Ninety percent of all rabies cases occur in wildlife, such as bats, raccoons, skunks, and foxes. Rabies in bats in South Dakota is up 60 percent over last year. There is a 13 percent increase in rabid raccoons. Twenty-five percent of skunks tested positive, a 13% decrease in South Dakota in 2016.
The year 2016 was the first year since 1999 with no human cases of rabies in the United States.
Vaccination, both in wildlife and domestic animals has reduced the disease considerably here, although annually, 59,000 humans die of rabies worldwide.
Most of the rabies in South Dakota is of skunk origin, although we see fewer skunks diagnosed with rabies, but 60% more bats are diagnosed with rabies.
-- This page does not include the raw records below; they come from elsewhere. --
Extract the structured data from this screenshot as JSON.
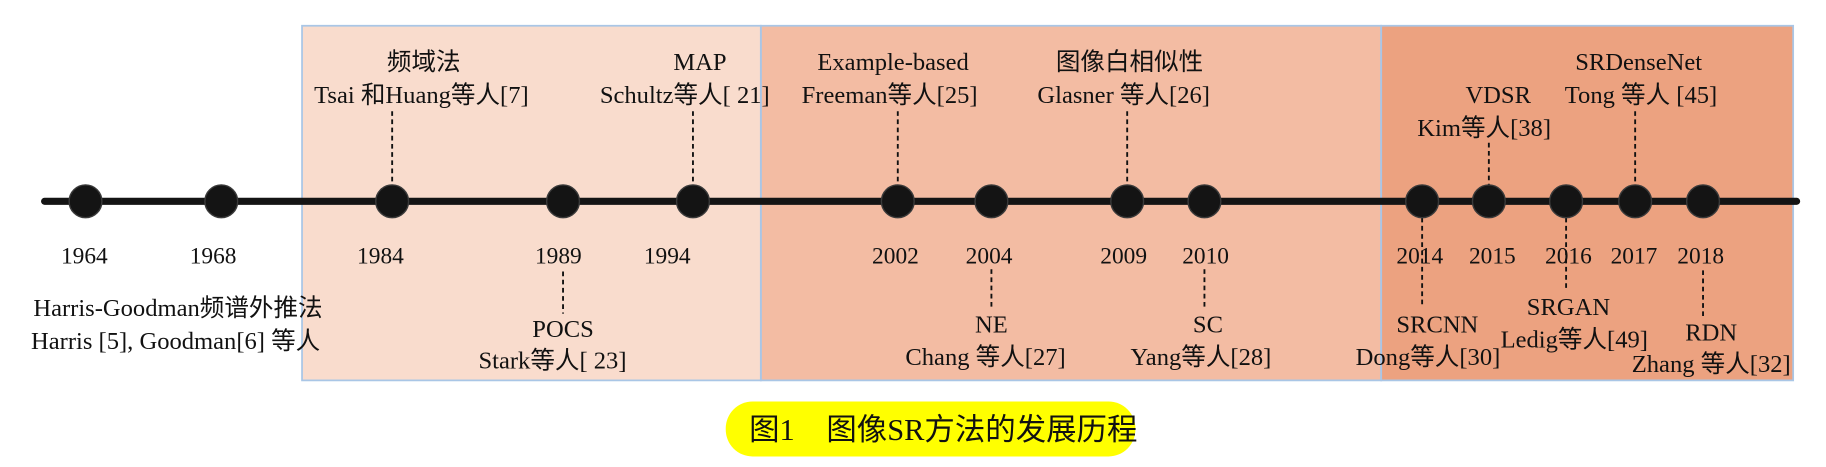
{
  "events": [
    {
      "year": "1964",
      "method": "Harris-Goodman频谱外推法",
      "authors": "Harris [5], Goodman[6] 等人"
    },
    {
      "year": "1968"
    },
    {
      "year": "1984",
      "method": "频域法",
      "authors": "Tsai 和Huang等人[7]"
    },
    {
      "year": "1989",
      "method": "POCS",
      "authors": "Stark等人[ 23]"
    },
    {
      "year": "1994",
      "method": "MAP",
      "authors": "Schultz等人[ 21]"
    },
    {
      "year": "2002",
      "method": "Example-based",
      "authors": "Freeman等人[25]"
    },
    {
      "year": "2004",
      "method": "NE",
      "authors": "Chang 等人[27]"
    },
    {
      "year": "2009",
      "method": "图像白相似性",
      "authors": "Glasner 等人[26]"
    },
    {
      "year": "2010",
      "method": "SC",
      "authors": "Yang等人[28]"
    },
    {
      "year": "2014",
      "method": "SRCNN",
      "authors": "Dong等人[30]"
    },
    {
      "year": "2015",
      "method": "VDSR",
      "authors": "Kim等人[38]"
    },
    {
      "year": "2016",
      "method": "SRGAN",
      "authors": "Ledig等人[49]"
    },
    {
      "year": "2017",
      "method": "SRDenseNet",
      "authors": "Tong 等人 [45]"
    },
    {
      "year": "2018",
      "method": "RDN",
      "authors": "Zhang 等人[32]"
    }
  ],
  "caption": {
    "figure_number": "图1",
    "title": "图像SR方法的发展历程"
  },
  "colors": {
    "era_early": "#f9dccd",
    "era_middle": "#f3bca3",
    "era_deep": "#eca280",
    "frame": "#a9c6e6",
    "timeline": "#141414",
    "caption_highlight": "#ffff00"
  }
}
Thus, there are 60% more bats flying around with rabies than a year ago. All it takes is a hole the size of a quarter for a bat to enter your house.
Protect your pet with a safe, effective vaccine. I prefer vaccinations every year because people lose trace of the time to re-vaccinate, and because it’s good to have an annual pet check-up and not wait three years.